A procedure within a trial in the absence of the jury to decide whether certain evidence should be allowed to be put before the jury Related links: Criminal Courts
The process by which judges and lawyers select a trial jury from among the pool of jurors, by questioning them to make certain that they would fairly decide the case.
The process of questioning prospective jurors to determine who is eligible to serve as jurors on an individual case. French for â€œto speak the truth.â€ Also, the phrase denotes the preliminary examination which the Court may make of one presented as a witness or juror, as to his qualifications.
a french phrase that means "to speak the truth." it is the process of interviewing prospective jurors.
The questioning of prospective jurors by a judge and attorneys in court to determine if there is cause not to allow a juror to serve; or questions asked to determine the competence of an alleged expert witness; or any hearing outside the presence of the jury held during trial.
A "hearing within a hearing", where evidence is presented, Crown and defence make submissions, and a judge decides on the admissibility of the evidence at the preliminary inquiry or trial.

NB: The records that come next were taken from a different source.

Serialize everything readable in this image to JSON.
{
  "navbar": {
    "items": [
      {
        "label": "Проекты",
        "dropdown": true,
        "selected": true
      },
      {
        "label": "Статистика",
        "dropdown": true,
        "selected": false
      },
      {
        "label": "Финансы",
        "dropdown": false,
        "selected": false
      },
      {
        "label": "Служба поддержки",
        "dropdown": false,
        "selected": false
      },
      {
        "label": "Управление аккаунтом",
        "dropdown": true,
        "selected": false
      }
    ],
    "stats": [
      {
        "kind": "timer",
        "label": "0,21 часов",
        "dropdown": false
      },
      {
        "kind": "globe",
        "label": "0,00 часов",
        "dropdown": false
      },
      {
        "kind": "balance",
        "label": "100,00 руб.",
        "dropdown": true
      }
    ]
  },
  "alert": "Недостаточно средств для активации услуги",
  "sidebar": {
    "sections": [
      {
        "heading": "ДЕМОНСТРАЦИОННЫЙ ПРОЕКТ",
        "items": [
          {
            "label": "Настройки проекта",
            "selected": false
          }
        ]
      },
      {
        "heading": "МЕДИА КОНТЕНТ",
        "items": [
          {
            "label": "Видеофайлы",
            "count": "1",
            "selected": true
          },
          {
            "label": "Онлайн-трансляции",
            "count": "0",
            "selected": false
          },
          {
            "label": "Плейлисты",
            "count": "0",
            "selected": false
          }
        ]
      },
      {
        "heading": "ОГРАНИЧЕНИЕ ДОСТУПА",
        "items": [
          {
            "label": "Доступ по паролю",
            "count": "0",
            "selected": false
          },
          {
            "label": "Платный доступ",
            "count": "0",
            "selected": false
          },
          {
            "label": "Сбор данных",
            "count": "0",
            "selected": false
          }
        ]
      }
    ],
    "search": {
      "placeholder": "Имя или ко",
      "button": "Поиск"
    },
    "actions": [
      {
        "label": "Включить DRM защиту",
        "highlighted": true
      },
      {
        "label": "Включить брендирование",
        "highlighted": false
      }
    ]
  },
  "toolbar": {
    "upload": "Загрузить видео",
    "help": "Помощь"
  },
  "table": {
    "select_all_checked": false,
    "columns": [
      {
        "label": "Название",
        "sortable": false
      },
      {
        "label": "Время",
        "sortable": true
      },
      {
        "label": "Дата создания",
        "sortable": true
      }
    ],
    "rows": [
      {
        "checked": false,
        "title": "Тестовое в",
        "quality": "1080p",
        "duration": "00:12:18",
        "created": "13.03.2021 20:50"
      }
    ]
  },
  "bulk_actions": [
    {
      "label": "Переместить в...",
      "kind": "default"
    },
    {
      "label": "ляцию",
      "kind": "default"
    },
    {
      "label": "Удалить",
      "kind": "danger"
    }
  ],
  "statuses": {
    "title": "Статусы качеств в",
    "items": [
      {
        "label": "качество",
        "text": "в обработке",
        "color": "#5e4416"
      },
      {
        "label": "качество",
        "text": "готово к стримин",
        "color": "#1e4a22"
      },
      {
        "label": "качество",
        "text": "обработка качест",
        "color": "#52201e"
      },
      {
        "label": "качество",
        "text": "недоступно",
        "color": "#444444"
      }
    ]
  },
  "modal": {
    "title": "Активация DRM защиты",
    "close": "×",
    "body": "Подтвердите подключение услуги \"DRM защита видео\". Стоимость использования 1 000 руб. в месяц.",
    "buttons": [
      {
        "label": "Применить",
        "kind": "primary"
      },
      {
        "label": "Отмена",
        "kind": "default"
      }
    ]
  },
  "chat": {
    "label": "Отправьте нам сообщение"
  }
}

Voir dire (IPA ) is a phrase in law which derives from Middle French. In origin it refers to an oath to speak the truth (Latin verum dicere), so that according to the conventions of modern French spelling it should be voire dire. However, in modern English it is interpreted by false etymology to mean "to see them say," and generally refers to the process by which prospective jurors are questioned about their backgrounds and potential biases before being invited to sit on a jury.